Mist can greatly enhance the illusion of depth in your rendering. To create mist, Blender makes objects farther away more transparent (decreasing their Alpha value) so that they mix more of the background color with the object color. With Mist enabled, the further the object is away from the camera the less its alpha value will be.
- Mist check box
- Toggles mist on and off.
- An overall minimum intensity, or strength, of the mist.
- The distance from the camera at which the mist starts to fade in.
- The distance from Start of the mist, that it fades in over. Objects further from the camera than Start + Depth are completely hidden by the mist.
- Makes the mist intensity decrease with height, for a more realistic effect. If greater than 0, it sets, in Blender units, an interval around z=0 in which the mist goes from maximum intensity (below) to zero (above).
- The decay rate of the mist (Quadratic, Linear, Inverse Quadratic). These settings control the rate of change of the mist’s strength further and further into the distance.
To visualize the mist distances in the 3D View, select your camera, go to the camera menu, and enable Show Mist.
The camera will show mist limits as a line projecting from the camera starting from Start and of distance Depth.
To get a better view to evaluate the Mist visualization,
Shift-Numpad1 with the camera selected and
Numpad5 to toggle perspective view on and off.
This will place the 3D View right over the camera looking down.
Because Mist works by adjusting transparency, this can sometimes cause objects to be partially transparent when they should not be. One workaround is to set the Mist settings as desired, but turn Mist off. The Mist data is still available for compositing even though it is off. Use Do Composite and the Node Editor to feed the Mist pass to an Alpha Over to blend the background color (or a render layer with just the sky) with the rendered image.
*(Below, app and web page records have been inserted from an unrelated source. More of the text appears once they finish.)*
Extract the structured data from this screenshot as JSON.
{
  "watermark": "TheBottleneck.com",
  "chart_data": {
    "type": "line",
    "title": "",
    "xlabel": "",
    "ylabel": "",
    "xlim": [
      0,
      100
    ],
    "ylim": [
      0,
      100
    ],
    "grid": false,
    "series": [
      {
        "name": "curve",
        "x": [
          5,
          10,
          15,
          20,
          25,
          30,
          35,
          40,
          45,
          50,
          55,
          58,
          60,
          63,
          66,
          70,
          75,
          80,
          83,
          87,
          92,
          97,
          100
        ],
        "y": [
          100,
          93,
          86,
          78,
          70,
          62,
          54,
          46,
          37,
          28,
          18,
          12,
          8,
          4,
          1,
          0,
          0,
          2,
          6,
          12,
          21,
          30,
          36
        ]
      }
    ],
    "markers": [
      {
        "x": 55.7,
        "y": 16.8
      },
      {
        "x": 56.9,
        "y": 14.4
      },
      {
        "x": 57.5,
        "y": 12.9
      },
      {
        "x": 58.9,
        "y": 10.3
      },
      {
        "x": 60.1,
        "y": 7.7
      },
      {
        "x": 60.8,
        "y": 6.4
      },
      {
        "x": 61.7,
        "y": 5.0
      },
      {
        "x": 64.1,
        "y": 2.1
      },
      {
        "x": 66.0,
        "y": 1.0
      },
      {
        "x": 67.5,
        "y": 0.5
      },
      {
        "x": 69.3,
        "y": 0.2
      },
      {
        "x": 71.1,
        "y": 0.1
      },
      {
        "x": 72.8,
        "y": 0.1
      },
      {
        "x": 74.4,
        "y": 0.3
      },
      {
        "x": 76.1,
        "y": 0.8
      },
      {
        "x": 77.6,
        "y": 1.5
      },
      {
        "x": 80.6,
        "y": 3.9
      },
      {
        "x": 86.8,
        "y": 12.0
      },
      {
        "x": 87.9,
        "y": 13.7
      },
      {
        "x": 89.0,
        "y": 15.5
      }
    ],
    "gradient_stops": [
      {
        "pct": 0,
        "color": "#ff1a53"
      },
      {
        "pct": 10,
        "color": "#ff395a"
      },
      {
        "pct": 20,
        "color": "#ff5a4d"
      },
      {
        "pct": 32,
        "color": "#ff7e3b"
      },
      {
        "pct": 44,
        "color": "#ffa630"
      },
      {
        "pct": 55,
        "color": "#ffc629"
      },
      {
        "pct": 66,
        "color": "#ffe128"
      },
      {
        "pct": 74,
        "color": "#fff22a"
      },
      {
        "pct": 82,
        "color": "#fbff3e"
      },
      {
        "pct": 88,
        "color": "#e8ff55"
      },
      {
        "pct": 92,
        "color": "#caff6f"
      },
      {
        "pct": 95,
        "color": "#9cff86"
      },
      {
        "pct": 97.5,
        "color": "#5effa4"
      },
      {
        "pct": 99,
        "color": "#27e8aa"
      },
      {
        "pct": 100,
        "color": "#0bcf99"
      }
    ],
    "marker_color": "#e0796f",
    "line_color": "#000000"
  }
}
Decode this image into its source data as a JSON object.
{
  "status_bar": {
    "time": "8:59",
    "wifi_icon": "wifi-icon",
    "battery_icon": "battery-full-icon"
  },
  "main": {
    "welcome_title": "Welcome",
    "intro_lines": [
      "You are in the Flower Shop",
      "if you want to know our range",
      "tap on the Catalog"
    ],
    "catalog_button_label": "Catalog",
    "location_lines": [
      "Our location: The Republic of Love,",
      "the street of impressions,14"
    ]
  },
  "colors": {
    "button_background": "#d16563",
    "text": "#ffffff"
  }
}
This produces the mist effect but since Mist is off the object transparency (or lack of) is preserved.